We take a break from the entrepreneur tip lists to look more closely at the legal industry and how it's failing the people it's supposed to protect (i.e., you). There is a buregoning movement comprised of attorneys and other professionals seeking to overhaul an increasingly outdated justice system. Lawyers are still regulated as though it's the 1950's, and while that keeps the judges and bureaucrats who've been running the show "fat and happy", more and more Americans (up to 90%) are priced out the system altogether.
Today's guest blogger is Johann Drolshagen, who served as an Alternative Dispute Resolution professional in Washington State and on the State Bar of California's Access Through Innovation of Legal Services Task Force. He has extensive experience in programming and systems management.
In this day and age, it is not hard to find an example of a government agency that fails to fulfill its obligations, designated goals, and purported purpose. Most of these organizations gain their authority second hand and retain both their budget and autonomy under the false auspice of ‘protect the public’. The large number of these topically disparate and logistically siloed organizations produces inherently complicated scenarios for basic administration and effective oversight. Thank goodness for the Information Age and technology.
Here are the fundamentals of how technology can be used to impose regulation on an industry that otherwise refuses to effectively police itself:

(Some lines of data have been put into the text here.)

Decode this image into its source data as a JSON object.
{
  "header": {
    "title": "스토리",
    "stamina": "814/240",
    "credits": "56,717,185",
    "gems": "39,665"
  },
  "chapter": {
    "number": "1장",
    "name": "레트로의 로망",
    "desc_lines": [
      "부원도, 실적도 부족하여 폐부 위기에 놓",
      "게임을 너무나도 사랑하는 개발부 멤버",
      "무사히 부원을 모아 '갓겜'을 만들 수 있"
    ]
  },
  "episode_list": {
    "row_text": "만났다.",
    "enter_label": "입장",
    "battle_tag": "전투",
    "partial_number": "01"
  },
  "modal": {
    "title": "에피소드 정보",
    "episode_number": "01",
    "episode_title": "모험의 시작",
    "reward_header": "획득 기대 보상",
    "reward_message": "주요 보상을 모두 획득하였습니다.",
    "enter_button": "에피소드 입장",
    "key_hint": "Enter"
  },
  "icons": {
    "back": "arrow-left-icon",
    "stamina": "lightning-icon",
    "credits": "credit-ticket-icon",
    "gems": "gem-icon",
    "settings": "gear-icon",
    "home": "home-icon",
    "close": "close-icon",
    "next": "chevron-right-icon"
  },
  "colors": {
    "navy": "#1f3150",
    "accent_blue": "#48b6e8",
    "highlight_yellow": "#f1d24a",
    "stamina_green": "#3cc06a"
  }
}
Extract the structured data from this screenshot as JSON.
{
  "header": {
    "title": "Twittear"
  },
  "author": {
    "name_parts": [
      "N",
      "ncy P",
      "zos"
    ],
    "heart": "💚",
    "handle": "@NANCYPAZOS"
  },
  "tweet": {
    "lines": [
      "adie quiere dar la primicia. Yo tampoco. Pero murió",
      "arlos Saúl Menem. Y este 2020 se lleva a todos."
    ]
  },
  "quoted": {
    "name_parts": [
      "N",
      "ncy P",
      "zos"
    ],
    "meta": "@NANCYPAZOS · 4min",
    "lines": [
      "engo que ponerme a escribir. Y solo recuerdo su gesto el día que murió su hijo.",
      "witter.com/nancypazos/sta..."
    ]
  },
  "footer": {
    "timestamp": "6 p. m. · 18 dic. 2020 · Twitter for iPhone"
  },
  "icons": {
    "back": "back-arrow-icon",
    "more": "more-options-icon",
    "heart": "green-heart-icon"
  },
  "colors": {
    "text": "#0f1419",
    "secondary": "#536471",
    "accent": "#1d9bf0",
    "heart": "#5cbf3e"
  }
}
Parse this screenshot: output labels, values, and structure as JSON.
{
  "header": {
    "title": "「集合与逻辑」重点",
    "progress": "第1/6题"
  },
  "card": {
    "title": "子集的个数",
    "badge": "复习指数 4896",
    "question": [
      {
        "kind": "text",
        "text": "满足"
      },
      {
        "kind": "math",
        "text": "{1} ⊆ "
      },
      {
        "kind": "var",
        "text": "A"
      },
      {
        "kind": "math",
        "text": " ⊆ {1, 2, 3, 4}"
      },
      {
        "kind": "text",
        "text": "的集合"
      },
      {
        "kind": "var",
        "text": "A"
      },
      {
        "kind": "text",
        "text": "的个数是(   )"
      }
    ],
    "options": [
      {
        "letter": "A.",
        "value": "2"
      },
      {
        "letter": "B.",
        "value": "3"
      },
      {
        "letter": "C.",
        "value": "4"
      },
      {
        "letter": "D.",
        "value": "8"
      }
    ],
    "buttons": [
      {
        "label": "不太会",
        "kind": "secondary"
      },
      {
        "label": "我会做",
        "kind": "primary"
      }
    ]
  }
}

The challenges of today require technology. They require scope and scale and an understanding of mathematics. The needs of the many are immediate, serious, and beyond the well-meaning individuals that seek incremental change. Technology is the only solution, tool, and stick that can elevate and enlighten our society to a place where we can attain a mindset that is fair and sustainable. Our institutions, industries, and regulators must accept the yoke.